▶ **Exercise instructions**:
Nothing in the listing should differ in your copy; retype it all exactly.

▶ **Input records**:
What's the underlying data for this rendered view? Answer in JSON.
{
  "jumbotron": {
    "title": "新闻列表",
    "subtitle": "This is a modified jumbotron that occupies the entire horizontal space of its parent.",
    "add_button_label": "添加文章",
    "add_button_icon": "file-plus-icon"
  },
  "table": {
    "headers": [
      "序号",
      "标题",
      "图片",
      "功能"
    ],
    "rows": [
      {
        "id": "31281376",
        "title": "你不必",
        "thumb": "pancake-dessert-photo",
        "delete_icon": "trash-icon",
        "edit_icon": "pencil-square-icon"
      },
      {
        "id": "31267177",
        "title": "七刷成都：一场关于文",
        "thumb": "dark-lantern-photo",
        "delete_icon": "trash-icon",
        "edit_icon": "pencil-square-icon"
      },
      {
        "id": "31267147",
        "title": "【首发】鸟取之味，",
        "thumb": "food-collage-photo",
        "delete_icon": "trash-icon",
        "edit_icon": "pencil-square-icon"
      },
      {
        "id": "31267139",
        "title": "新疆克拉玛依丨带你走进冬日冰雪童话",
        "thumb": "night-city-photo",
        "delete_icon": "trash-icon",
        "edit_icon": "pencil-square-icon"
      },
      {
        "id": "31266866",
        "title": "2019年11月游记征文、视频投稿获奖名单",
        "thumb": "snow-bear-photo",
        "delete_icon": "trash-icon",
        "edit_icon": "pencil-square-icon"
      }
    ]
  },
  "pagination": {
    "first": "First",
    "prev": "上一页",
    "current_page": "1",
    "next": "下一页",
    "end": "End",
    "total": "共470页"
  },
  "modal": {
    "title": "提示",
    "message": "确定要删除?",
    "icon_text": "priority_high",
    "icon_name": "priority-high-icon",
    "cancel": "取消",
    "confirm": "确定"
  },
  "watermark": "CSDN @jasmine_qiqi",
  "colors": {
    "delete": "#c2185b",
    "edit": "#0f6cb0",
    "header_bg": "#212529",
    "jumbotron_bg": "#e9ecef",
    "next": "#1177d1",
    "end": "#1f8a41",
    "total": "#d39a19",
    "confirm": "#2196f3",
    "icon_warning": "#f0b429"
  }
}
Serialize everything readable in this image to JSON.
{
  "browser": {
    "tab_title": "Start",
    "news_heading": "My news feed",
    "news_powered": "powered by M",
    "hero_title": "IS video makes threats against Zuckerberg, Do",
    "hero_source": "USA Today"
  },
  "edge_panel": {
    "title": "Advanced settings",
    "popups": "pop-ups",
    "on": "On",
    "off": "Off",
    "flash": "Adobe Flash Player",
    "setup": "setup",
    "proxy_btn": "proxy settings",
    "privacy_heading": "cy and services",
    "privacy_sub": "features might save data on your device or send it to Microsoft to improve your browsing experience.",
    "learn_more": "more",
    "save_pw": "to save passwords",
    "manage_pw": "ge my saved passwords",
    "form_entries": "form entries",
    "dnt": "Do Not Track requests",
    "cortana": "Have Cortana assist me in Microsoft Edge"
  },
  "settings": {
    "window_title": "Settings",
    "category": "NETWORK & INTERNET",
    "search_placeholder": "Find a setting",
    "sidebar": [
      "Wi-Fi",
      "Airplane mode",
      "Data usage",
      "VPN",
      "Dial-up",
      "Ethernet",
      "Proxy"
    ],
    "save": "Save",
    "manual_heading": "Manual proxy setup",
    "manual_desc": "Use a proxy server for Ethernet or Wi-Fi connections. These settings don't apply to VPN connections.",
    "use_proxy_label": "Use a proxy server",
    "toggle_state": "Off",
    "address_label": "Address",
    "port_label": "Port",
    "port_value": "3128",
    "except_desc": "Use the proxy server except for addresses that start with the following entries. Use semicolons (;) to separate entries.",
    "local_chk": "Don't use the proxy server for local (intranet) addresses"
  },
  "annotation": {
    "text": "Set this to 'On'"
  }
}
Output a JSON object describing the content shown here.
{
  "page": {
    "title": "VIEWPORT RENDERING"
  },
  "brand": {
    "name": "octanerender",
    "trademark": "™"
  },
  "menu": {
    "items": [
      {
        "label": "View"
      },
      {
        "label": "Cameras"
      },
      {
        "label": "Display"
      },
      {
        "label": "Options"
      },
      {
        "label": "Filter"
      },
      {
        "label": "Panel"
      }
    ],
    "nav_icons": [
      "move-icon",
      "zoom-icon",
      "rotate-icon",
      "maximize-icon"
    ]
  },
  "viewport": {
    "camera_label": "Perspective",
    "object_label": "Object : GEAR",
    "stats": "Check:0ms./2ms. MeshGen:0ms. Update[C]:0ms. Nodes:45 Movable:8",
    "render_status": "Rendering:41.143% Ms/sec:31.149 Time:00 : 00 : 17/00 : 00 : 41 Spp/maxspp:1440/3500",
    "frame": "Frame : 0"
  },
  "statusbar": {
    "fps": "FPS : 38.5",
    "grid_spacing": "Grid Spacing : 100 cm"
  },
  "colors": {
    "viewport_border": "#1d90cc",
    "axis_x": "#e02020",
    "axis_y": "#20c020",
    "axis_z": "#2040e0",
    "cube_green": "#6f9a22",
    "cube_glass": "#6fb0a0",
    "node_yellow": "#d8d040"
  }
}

▶ **Solved problem**:
What's the underlying data for this rendered view? Answer in JSON.
{
  "jumbotron": {
    "title": "新闻列表",
    "subtitle": "This is a modified jumbotron that occupies the entire horizontal space of its parent.",
    "add_button_label": "添加文章",
    "add_button_icon": "file-plus-icon"
  },
  "table": {
    "headers": [
      "序号",
      "标题",
      "图片",
      "功能"
    ],
    "rows": [
      {
        "id": "31281376",
        "title": "你不必",
        "thumb": "pancake-dessert-photo",
        "delete_icon": "trash-icon",
        "edit_icon": "pencil-square-icon"
      },
      {
        "id": "31267177",
        "title": "七刷成都：一场关于文",
        "thumb": "dark-lantern-photo",
        "delete_icon": "trash-icon",
        "edit_icon": "pencil-square-icon"
      },
      {
        "id": "31267147",
        "title": "【首发】鸟取之味，",
        "thumb": "food-collage-photo",
        "delete_icon": "trash-icon",
        "edit_icon": "pencil-square-icon"
      },
      {
        "id": "31267139",
        "title": "新疆克拉玛依丨带你走进冬日冰雪童话",
        "thumb": "night-city-photo",
        "delete_icon": "trash-icon",
        "edit_icon": "pencil-square-icon"
      },
      {
        "id": "31266866",
        "title": "2019年11月游记征文、视频投稿获奖名单",
        "thumb": "snow-bear-photo",
        "delete_icon": "trash-icon",
        "edit_icon": "pencil-square-icon"
      }
    ]
  },
  "pagination": {
    "first": "First",
    "prev": "上一页",
    "current_page": "1",
    "next": "下一页",
    "end": "End",
    "total": "共470页"
  },
  "modal": {
    "title": "提示",
    "message": "确定要删除?",
    "icon_text": "priority_high",
    "icon_name": "priority-high-icon",
    "cancel": "取消",
    "confirm": "确定"
  },
  "watermark": "CSDN @jasmine_qiqi",
  "colors": {
    "delete": "#c2185b",
    "edit": "#0f6cb0",
    "header_bg": "#212529",
    "jumbotron_bg": "#e9ecef",
    "next": "#1177d1",
    "end": "#1f8a41",
    "total": "#d39a19",
    "confirm": "#2196f3",
    "icon_warning": "#f0b429"
  }
}
Serialize everything readable in this image to JSON.
{
  "browser": {
    "tab_title": "Start",
    "news_heading": "My news feed",
    "news_powered": "powered by M",
    "hero_title": "IS video makes threats against Zuckerberg, Do",
    "hero_source": "USA Today"
  },
  "edge_panel": {
    "title": "Advanced settings",
    "popups": "pop-ups",
    "on": "On",
    "off": "Off",
    "flash": "Adobe Flash Player",
    "setup": "setup",
    "proxy_btn": "proxy settings",
    "privacy_heading": "cy and services",
    "privacy_sub": "features might save data on your device or send it to Microsoft to improve your browsing experience.",
    "learn_more": "more",
    "save_pw": "to save passwords",
    "manage_pw": "ge my saved passwords",
    "form_entries": "form entries",
    "dnt": "Do Not Track requests",
    "cortana": "Have Cortana assist me in Microsoft Edge"
  },
  "settings": {
    "window_title": "Settings",
    "category": "NETWORK & INTERNET",
    "search_placeholder": "Find a setting",
    "sidebar": [
      "Wi-Fi",
      "Airplane mode",
      "Data usage",
      "VPN",
      "Dial-up",
      "Ethernet",
      "Proxy"
    ],
    "save": "Save",
    "manual_heading": "Manual proxy setup",
    "manual_desc": "Use a proxy server for Ethernet or Wi-Fi connections. These settings don't apply to VPN connections.",
    "use_proxy_label": "Use a proxy server",
    "toggle_state": "Off",
    "address_label": "Address",
    "port_label": "Port",
    "port_value": "3128",
    "except_desc": "Use the proxy server except for addresses that start with the following entries. Use semicolons (;) to separate entries.",
    "local_chk": "Don't use the proxy server for local (intranet) addresses"
  },
  "annotation": {
    "text": "Set this to 'On'"
  }
}
Output a JSON object describing the content shown here.
{
  "page": {
    "title": "VIEWPORT RENDERING"
  },
  "brand": {
    "name": "octanerender",
    "trademark": "™"
  },
  "menu": {
    "items": [
      {
        "label": "View"
      },
      {
        "label": "Cameras"
      },
      {
        "label": "Display"
      },
      {
        "label": "Options"
      },
      {
        "label": "Filter"
      },
      {
        "label": "Panel"
      }
    ],
    "nav_icons": [
      "move-icon",
      "zoom-icon",
      "rotate-icon",
      "maximize-icon"
    ]
  },
  "viewport": {
    "camera_label": "Perspective",
    "object_label": "Object : GEAR",
    "stats": "Check:0ms./2ms. MeshGen:0ms. Update[C]:0ms. Nodes:45 Movable:8",
    "render_status": "Rendering:41.143% Ms/sec:31.149 Time:00 : 00 : 17/00 : 00 : 41 Spp/maxspp:1440/3500",
    "frame": "Frame : 0"
  },
  "statusbar": {
    "fps": "FPS : 38.5",
    "grid_spacing": "Grid Spacing : 100 cm"
  },
  "colors": {
    "viewport_border": "#1d90cc",
    "axis_x": "#e02020",
    "axis_y": "#20c020",
    "axis_z": "#2040e0",
    "cube_green": "#6f9a22",
    "cube_glass": "#6fb0a0",
    "node_yellow": "#d8d040"
  }
}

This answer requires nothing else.